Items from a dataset
....

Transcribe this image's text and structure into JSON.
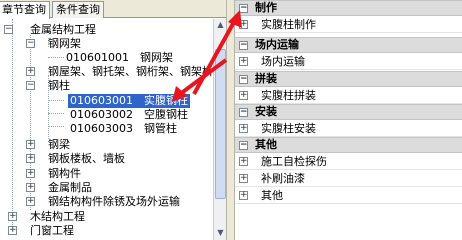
{
  "tabs": [
    {
      "label": "章节查询"
    },
    {
      "label": "条件查询"
    }
  ],
  "tree": {
    "root": {
      "label": "金属结构工程"
    },
    "items": [
      {
        "label": "钢网架"
      },
      {
        "label": "010601001　钢网架"
      },
      {
        "label": "钢屋架、钢托架、钢桁架、钢架桥"
      },
      {
        "label": "钢柱"
      },
      {
        "label": "010603001　实腹钢柱"
      },
      {
        "label": "010603002　空腹钢柱"
      },
      {
        "label": "010603003　钢管柱"
      },
      {
        "label": "钢梁"
      },
      {
        "label": "钢板楼板、墙板"
      },
      {
        "label": "钢构件"
      },
      {
        "label": "金属制品"
      },
      {
        "label": "钢结构构件除锈及场外运输"
      },
      {
        "label": "木结构工程"
      },
      {
        "label": "门窗工程"
      }
    ]
  },
  "panel": {
    "groups": [
      {
        "title": "制作",
        "rows": [
          "实腹柱制作"
        ]
      },
      {
        "title": "场内运输",
        "rows": [
          "场内运输"
        ]
      },
      {
        "title": "拼装",
        "rows": [
          "实腹柱拼装"
        ]
      },
      {
        "title": "安装",
        "rows": [
          "实腹柱安装"
        ]
      },
      {
        "title": "其他",
        "rows": [
          "施工自检探伤",
          "补刷油漆",
          "其他"
        ]
      }
    ]
  },
  "colors": {
    "arrow": "#e8141e",
    "selection": "#2f65c9"
  }
}
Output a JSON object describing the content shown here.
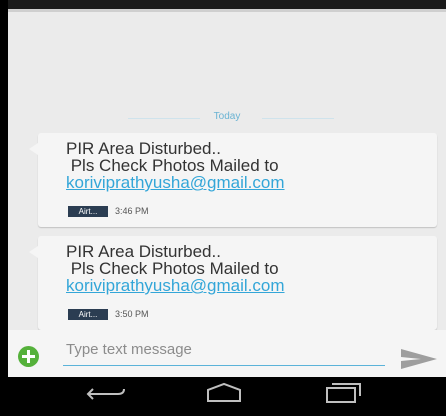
{
  "conversation": {
    "date_divider": "Today",
    "messages": [
      {
        "line1": "PIR Area Disturbed..",
        "line2": " Pls Check Photos Mailed to",
        "email": "koriviprathyusha@gmail.com",
        "sim": "Airt...",
        "time": "3:46 PM"
      },
      {
        "line1": "PIR Area Disturbed..",
        "line2": " Pls Check Photos Mailed to",
        "email": "koriviprathyusha@gmail.com",
        "sim": "Airt...",
        "time": "3:50 PM"
      }
    ]
  },
  "compose": {
    "placeholder": "Type text message",
    "value": ""
  },
  "colors": {
    "link": "#33a6d8",
    "accent_line": "#5bb3d9",
    "add_button": "#55b13b",
    "sim_badge": "#2b3d52"
  },
  "icons": {
    "add": "plus-circle-icon",
    "send": "send-icon",
    "back": "back-icon",
    "home": "home-icon",
    "recent": "recent-apps-icon"
  }
}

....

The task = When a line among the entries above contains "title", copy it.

Output for this task =
        "title": "制作",
        "title": "场内运输",
        "title": "拼装",
        "title": "安装",
        "title": "其他",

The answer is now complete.